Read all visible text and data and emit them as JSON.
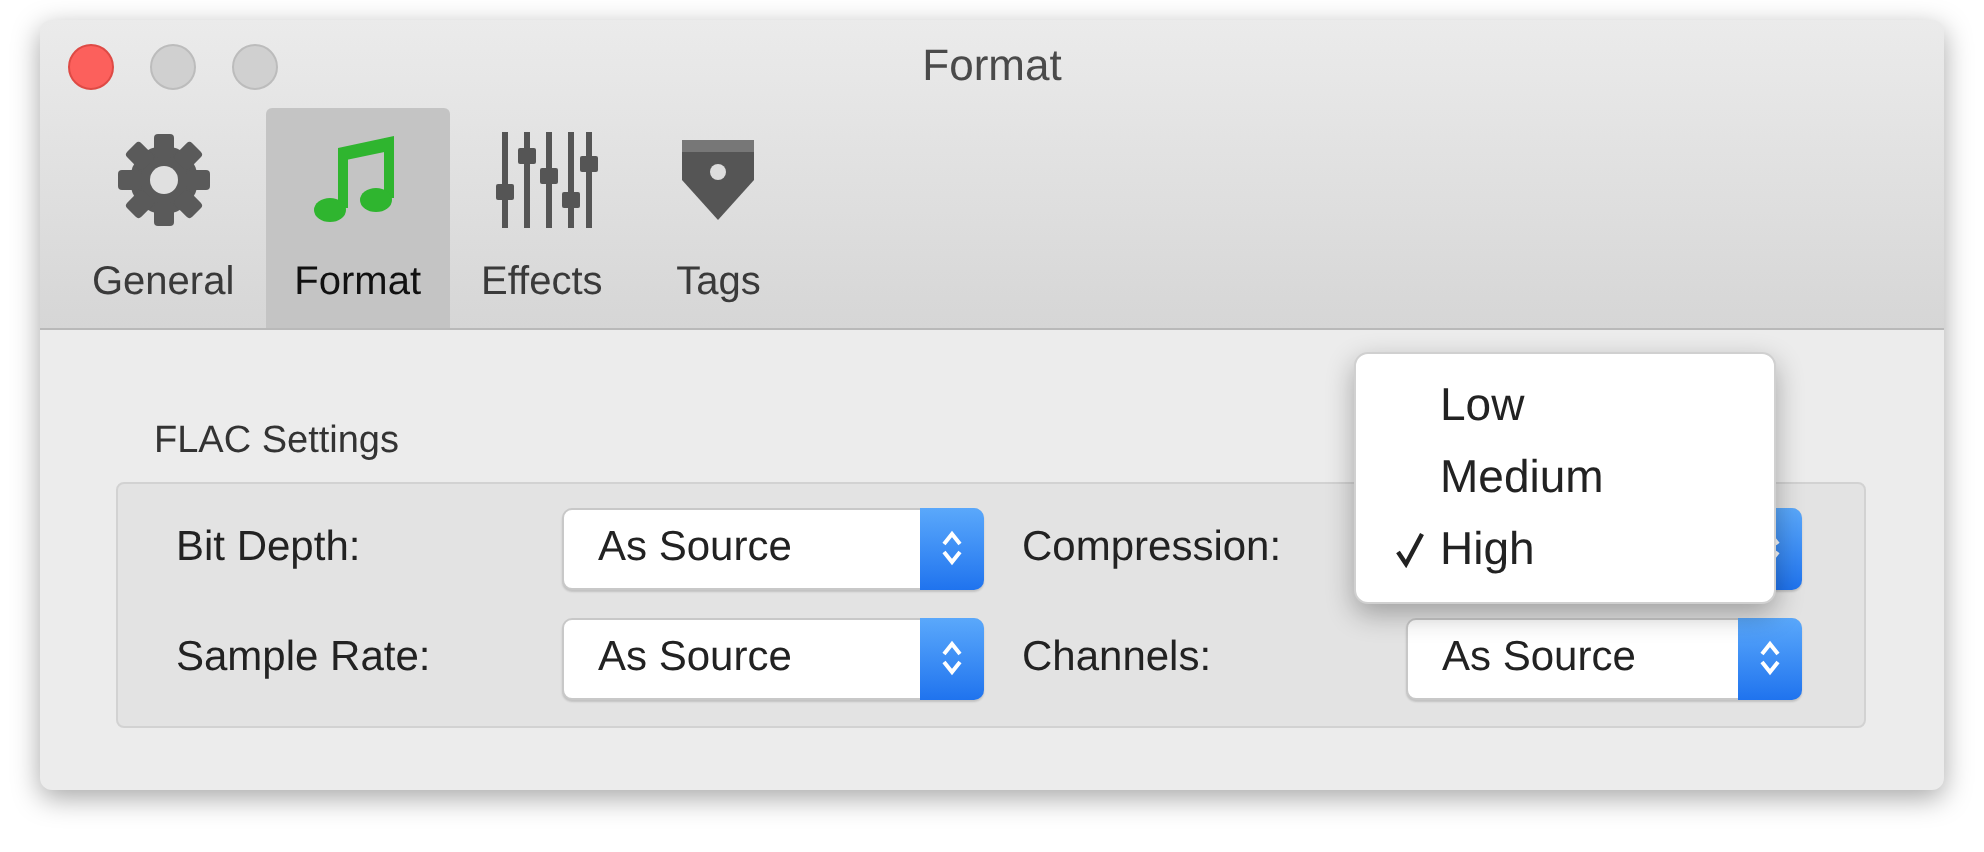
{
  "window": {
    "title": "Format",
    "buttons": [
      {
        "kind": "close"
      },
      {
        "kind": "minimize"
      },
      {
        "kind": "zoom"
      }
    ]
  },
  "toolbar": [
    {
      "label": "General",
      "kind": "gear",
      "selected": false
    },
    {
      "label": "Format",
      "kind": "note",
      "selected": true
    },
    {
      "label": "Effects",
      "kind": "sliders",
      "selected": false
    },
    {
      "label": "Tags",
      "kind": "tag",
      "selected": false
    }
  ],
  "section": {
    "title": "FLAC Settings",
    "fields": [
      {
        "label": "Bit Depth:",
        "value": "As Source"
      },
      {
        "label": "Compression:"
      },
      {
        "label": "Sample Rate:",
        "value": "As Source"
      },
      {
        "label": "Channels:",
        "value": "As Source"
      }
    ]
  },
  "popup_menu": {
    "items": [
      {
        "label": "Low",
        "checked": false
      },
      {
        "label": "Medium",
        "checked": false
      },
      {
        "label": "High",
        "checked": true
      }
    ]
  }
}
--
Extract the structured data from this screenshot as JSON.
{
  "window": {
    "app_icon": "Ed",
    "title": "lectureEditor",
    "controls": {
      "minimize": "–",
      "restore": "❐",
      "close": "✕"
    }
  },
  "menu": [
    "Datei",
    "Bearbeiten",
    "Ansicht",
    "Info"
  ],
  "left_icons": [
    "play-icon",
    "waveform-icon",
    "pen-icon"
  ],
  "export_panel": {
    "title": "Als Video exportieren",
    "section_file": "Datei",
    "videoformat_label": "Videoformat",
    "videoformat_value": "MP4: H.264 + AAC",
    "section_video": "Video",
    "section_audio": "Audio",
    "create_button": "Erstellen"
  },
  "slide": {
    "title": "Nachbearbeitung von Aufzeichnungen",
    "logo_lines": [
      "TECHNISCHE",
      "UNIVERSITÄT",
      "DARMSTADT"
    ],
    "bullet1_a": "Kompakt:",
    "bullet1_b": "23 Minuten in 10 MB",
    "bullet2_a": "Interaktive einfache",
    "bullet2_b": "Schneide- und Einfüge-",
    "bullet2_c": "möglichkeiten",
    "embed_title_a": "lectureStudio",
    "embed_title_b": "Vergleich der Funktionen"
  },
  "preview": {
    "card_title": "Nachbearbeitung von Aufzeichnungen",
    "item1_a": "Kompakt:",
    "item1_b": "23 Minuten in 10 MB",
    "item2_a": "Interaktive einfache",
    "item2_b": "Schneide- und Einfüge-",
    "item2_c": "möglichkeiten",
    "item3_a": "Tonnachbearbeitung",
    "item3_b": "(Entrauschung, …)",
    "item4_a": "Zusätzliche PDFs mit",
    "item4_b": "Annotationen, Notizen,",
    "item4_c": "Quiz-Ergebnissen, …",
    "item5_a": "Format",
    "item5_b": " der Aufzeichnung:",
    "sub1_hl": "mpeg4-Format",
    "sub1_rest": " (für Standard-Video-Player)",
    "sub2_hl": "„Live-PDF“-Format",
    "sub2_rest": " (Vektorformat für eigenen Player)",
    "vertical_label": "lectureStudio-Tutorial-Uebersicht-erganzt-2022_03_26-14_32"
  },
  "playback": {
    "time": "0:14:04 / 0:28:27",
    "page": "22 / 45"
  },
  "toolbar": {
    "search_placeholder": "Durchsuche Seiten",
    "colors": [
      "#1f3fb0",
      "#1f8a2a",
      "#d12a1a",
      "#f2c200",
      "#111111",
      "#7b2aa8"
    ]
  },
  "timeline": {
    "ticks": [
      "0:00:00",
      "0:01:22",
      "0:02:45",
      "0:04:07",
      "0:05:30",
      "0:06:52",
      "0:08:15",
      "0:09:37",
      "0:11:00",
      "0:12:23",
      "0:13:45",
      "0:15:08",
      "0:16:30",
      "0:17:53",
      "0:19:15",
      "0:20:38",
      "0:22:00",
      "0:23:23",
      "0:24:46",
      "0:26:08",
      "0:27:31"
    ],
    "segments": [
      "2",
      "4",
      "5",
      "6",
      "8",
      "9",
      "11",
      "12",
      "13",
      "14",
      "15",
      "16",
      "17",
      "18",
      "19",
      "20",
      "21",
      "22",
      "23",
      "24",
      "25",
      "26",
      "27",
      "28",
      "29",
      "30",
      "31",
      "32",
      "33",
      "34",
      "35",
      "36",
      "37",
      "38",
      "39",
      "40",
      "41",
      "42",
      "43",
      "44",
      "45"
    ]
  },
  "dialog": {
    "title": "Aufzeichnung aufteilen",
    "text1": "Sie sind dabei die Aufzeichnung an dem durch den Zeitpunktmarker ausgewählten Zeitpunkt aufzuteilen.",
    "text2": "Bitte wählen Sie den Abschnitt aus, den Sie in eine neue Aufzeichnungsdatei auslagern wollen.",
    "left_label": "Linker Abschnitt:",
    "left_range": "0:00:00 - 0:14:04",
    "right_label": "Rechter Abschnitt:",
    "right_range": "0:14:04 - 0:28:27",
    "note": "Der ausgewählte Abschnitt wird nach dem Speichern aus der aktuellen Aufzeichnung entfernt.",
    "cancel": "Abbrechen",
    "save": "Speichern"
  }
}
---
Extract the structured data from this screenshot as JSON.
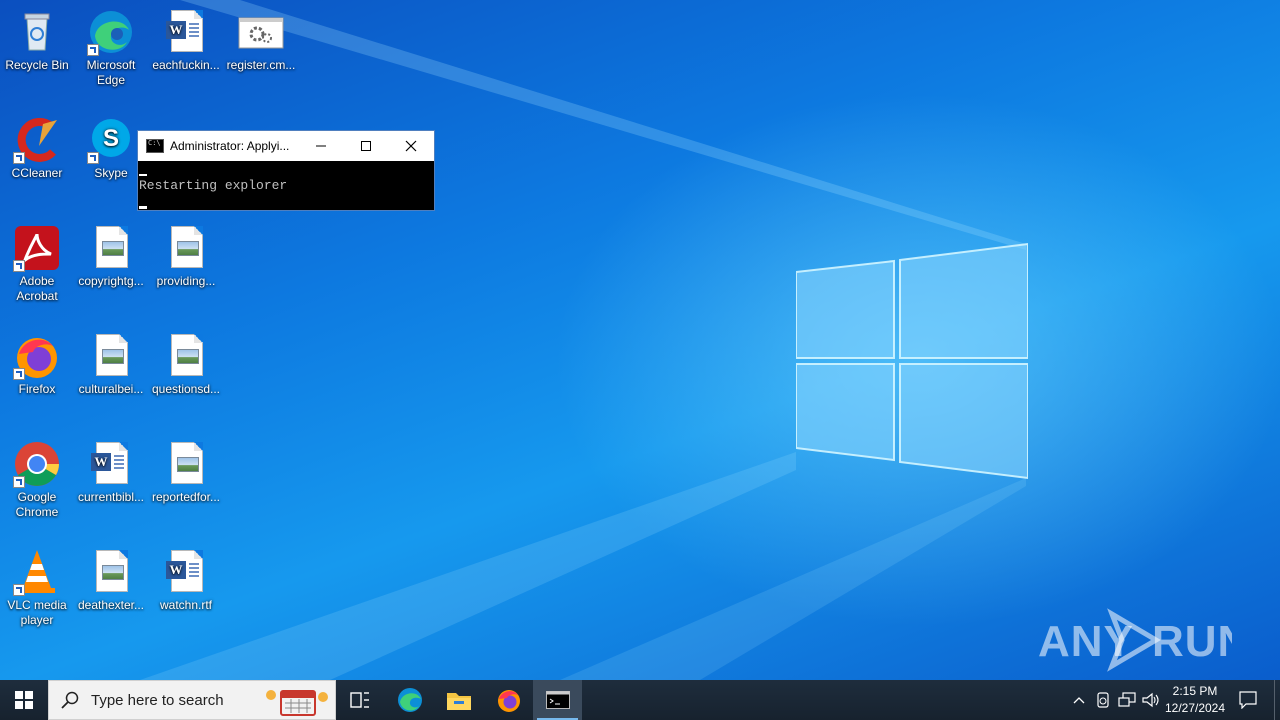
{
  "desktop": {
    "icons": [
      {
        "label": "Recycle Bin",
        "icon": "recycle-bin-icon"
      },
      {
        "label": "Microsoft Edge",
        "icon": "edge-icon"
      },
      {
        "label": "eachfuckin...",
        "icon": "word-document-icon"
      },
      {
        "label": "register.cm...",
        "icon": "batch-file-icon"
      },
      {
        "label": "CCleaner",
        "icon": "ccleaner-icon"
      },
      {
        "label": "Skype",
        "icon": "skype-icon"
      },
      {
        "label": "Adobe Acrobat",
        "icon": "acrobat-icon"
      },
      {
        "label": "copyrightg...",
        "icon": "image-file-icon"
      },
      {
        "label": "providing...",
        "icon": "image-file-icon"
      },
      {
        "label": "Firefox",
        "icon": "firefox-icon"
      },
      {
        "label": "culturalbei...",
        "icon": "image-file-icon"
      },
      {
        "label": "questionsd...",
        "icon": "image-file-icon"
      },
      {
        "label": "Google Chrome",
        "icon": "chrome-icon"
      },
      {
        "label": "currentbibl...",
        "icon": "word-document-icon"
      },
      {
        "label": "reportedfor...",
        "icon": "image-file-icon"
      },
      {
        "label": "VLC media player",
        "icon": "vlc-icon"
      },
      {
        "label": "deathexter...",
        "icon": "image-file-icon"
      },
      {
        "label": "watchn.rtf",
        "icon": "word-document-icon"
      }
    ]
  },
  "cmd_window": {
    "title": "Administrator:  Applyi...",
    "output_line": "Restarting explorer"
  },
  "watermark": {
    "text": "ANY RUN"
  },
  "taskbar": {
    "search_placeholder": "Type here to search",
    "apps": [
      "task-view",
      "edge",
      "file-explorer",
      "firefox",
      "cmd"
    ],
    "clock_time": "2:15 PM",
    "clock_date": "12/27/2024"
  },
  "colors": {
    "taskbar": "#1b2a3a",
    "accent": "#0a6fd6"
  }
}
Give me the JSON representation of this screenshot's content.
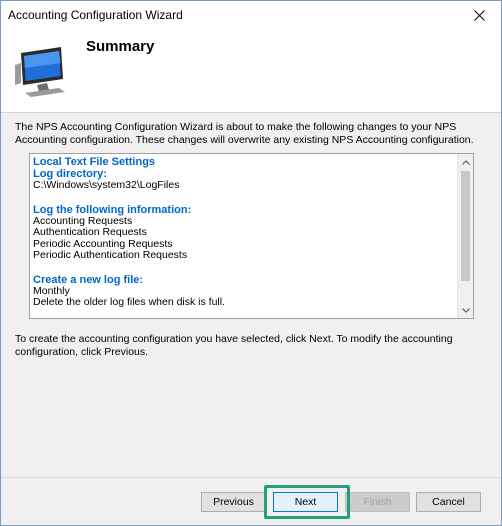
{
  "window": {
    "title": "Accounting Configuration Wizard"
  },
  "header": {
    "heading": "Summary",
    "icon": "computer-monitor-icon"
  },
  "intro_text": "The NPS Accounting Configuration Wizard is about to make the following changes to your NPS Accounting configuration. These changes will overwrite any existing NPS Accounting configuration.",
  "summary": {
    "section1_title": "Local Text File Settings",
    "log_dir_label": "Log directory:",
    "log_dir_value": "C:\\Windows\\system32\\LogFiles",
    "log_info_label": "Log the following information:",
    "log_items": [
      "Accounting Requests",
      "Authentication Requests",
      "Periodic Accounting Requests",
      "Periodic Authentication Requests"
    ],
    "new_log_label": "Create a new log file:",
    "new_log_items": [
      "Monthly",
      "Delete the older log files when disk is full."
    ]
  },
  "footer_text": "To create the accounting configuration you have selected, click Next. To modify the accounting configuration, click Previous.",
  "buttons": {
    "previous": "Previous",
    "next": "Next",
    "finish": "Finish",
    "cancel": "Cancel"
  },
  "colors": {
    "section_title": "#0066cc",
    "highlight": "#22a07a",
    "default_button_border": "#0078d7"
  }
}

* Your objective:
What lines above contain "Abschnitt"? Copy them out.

* Reply:
    "text2": "Bitte wählen Sie den Abschnitt aus, den Sie in eine neue Aufzeichnungsdatei auslagern wollen.",
    "left_label": "Linker Abschnitt:",
    "right_label": "Rechter Abschnitt:",
    "note": "Der ausgewählte Abschnitt wird nach dem Speichern aus der aktuellen Aufzeichnung entfernt.",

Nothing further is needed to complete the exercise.